Again, another reason to support farmers markets and CSAs and the rest. Go ask your farmer if they rotate their crops, if they use biological forms of pest control, if they use pesticides and if so, do they sound responsible about it? If nothing else, you may have a short and entertaining conversation with someone with a different perspective on the world, and what is so bad about that?

And really, we've already gone beyond organic. I try to practice FLOSS: fresh, local, organic, seasonal, and sustainable.

Conclusion: certified organic farming is not necessarily better for the environment than conventional, but it probably is in most cases. If you have the choice, buy your food from the farmers market and have a conversation with your farmer about his or her practices.

Saturday, December 1, 2012

Is organic food really any healthier?


Back in September, a family member sent me this email:


We're disrupting the ecosystem...aaaahhhhhhh!!!!!! Really?"


There are two main points to address, first that organic food is not healthier, which is the main point of the article, and then the subsequent argument that organic farming is not better for the environment, which I will address in a second post. 

1. Organic food is not healthier
The author reviews studies that show that organic produce did not have any more nutrients than conventional and that while organic produce did have fewer pesticides, the conventional food usually met the allowed standards for pesticides. Further, the author refers to other studies showing that having lower levels of pesticides does not lead to any obvious health benefit.

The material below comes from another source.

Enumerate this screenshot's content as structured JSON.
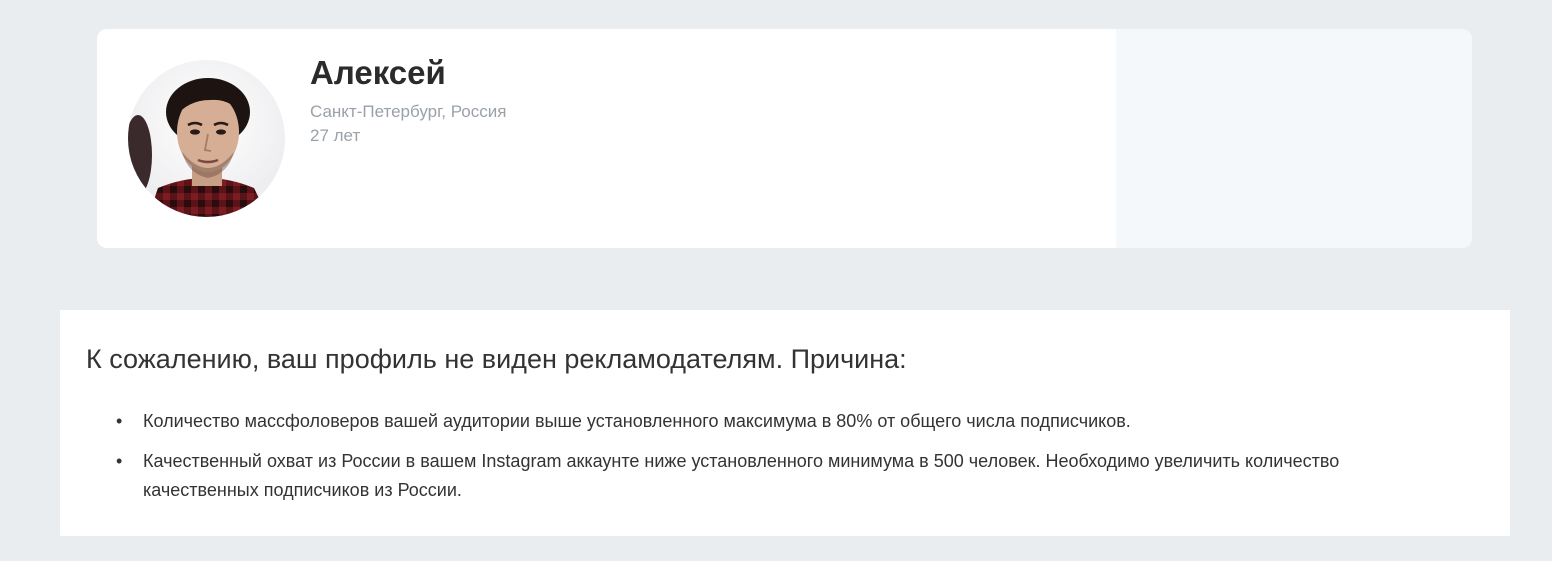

First, I find it strange that they looked into the nutritional content, given that I have never once read or heard anyone claim that organic food would have more nutrients than conventional. It does not surprise me in the least that they found no difference. Perhaps next time those same scientists will investigate whether or not eating organic food will cause me to pee rainbows or shit bricks of gold.

Now, as for the claim that pesticides have no deleterious effects on us, I would like to point to two pieces of evidence:

A) There have been numerous cases where the FDA approved limit for pesticides was set for the benefit of the chemical companies, not people.

Take the example of one of my personal heroes, Tyrone Hayes ( He was working for a chemical company, investigating the effects of an herbicide called atrazine. He unexpectedly found that even at extremely low levels, the chemical caused major deformities in the genitals of amphibians ( The chemical company, on the other hand, did not seem surprised by Hayes' results and worked hard to keep him quiet and cover up his results. The chemical company intensively lobbied the EPA and conducted a smear campaign against Hayes. No surprise then that the EPA decided its previously stated levels were still A-okay.

B) The burden of proof regarding the safety of a given chemical is on the people when it should be on the chemical company.

The European Union has a much saner approach to this embodied in the Precautionary Principle ( The wikipedia article sums it up quite nicely: "The precautionary principle or precautionary approach states if an action or policy has a suspected risk of causing harm to the public or to the environment, in the absence of scientific consensus that the action or policy is harmful, the burden of proof that it is not harmful falls on those taking the action."

For many of us, buying organic food is already an easy alternative to conventional produce, so why take the risk?!

C) Organic food benefits the environment too! It's not all about us!

Okay, I know I said I only had two points to make on this topic. But still, even if I was totally convinced that organic food still had no benefit to me personally, I would still buy it because it is better for the Earth, which brings me to my next blog post:

Is agriculture bad for the Earth? Does organic farming make it better?